SOURCE RECORDS START

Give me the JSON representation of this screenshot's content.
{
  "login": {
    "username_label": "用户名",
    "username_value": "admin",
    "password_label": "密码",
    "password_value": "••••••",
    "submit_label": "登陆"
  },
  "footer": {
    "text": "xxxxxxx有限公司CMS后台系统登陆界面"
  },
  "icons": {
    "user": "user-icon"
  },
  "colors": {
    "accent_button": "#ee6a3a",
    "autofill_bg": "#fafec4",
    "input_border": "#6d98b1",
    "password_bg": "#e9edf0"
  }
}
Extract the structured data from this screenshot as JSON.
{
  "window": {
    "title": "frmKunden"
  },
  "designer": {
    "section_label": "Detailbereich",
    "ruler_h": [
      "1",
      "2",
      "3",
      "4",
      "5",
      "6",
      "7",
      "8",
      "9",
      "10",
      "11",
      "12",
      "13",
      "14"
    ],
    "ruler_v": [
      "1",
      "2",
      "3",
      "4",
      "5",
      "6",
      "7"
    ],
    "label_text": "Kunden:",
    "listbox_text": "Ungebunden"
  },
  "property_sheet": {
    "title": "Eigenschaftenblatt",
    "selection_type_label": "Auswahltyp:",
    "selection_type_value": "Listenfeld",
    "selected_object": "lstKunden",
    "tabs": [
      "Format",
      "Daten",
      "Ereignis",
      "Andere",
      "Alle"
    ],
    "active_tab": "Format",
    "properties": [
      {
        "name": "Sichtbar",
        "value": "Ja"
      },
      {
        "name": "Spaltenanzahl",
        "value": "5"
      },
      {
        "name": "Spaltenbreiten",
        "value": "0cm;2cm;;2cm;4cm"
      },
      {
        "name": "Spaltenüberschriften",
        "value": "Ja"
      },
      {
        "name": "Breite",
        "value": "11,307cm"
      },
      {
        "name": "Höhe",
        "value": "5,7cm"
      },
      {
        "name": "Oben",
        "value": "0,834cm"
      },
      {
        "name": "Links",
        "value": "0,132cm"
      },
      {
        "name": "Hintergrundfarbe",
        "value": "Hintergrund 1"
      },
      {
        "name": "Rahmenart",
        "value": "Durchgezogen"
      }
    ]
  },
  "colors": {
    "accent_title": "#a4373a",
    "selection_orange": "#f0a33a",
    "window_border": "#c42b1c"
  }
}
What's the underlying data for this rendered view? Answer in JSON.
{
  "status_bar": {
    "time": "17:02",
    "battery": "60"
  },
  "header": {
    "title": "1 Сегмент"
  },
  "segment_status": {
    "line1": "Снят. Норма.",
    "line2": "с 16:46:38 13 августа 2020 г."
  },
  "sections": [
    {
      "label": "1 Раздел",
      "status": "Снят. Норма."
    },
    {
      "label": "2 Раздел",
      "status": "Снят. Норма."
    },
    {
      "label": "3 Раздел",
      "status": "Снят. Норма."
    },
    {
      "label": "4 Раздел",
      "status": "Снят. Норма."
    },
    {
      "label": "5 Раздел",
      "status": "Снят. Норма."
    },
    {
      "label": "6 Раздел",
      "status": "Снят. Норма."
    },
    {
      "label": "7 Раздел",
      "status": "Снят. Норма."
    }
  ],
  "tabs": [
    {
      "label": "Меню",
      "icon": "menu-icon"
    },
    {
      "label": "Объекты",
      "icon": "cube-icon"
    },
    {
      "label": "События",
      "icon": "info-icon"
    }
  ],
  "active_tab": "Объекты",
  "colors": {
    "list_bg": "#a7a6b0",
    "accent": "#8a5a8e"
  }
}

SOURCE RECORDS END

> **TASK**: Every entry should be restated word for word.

> **RESPONSE AREA**:
Give me the JSON representation of this screenshot's content.
{
  "login": {
    "username_label": "用户名",
    "username_value": "admin",
    "password_label": "密码",
    "password_value": "••••••",
    "submit_label": "登陆"
  },
  "footer": {
    "text": "xxxxxxx有限公司CMS后台系统登陆界面"
  },
  "icons": {
    "user": "user-icon"
  },
  "colors": {
    "accent_button": "#ee6a3a",
    "autofill_bg": "#fafec4",
    "input_border": "#6d98b1",
    "password_bg": "#e9edf0"
  }
}
Extract the structured data from this screenshot as JSON.
{
  "window": {
    "title": "frmKunden"
  },
  "designer": {
    "section_label": "Detailbereich",
    "ruler_h": [
      "1",
      "2",
      "3",
      "4",
      "5",
      "6",
      "7",
      "8",
      "9",
      "10",
      "11",
      "12",
      "13",
      "14"
    ],
    "ruler_v": [
      "1",
      "2",
      "3",
      "4",
      "5",
      "6",
      "7"
    ],
    "label_text": "Kunden:",
    "listbox_text": "Ungebunden"
  },
  "property_sheet": {
    "title": "Eigenschaftenblatt",
    "selection_type_label": "Auswahltyp:",
    "selection_type_value": "Listenfeld",
    "selected_object": "lstKunden",
    "tabs": [
      "Format",
      "Daten",
      "Ereignis",
      "Andere",
      "Alle"
    ],
    "active_tab": "Format",
    "properties": [
      {
        "name": "Sichtbar",
        "value": "Ja"
      },
      {
        "name": "Spaltenanzahl",
        "value": "5"
      },
      {
        "name": "Spaltenbreiten",
        "value": "0cm;2cm;;2cm;4cm"
      },
      {
        "name": "Spaltenüberschriften",
        "value": "Ja"
      },
      {
        "name": "Breite",
        "value": "11,307cm"
      },
      {
        "name": "Höhe",
        "value": "5,7cm"
      },
      {
        "name": "Oben",
        "value": "0,834cm"
      },
      {
        "name": "Links",
        "value": "0,132cm"
      },
      {
        "name": "Hintergrundfarbe",
        "value": "Hintergrund 1"
      },
      {
        "name": "Rahmenart",
        "value": "Durchgezogen"
      }
    ]
  },
  "colors": {
    "accent_title": "#a4373a",
    "selection_orange": "#f0a33a",
    "window_border": "#c42b1c"
  }
}
What's the underlying data for this rendered view? Answer in JSON.
{
  "status_bar": {
    "time": "17:02",
    "battery": "60"
  },
  "header": {
    "title": "1 Сегмент"
  },
  "segment_status": {
    "line1": "Снят. Норма.",
    "line2": "с 16:46:38 13 августа 2020 г."
  },
  "sections": [
    {
      "label": "1 Раздел",
      "status": "Снят. Норма."
    },
    {
      "label": "2 Раздел",
      "status": "Снят. Норма."
    },
    {
      "label": "3 Раздел",
      "status": "Снят. Норма."
    },
    {
      "label": "4 Раздел",
      "status": "Снят. Норма."
    },
    {
      "label": "5 Раздел",
      "status": "Снят. Норма."
    },
    {
      "label": "6 Раздел",
      "status": "Снят. Норма."
    },
    {
      "label": "7 Раздел",
      "status": "Снят. Норма."
    }
  ],
  "tabs": [
    {
      "label": "Меню",
      "icon": "menu-icon"
    },
    {
      "label": "Объекты",
      "icon": "cube-icon"
    },
    {
      "label": "События",
      "icon": "info-icon"
    }
  ],
  "active_tab": "Объекты",
  "colors": {
    "list_bg": "#a7a6b0",
    "accent": "#8a5a8e"
  }
}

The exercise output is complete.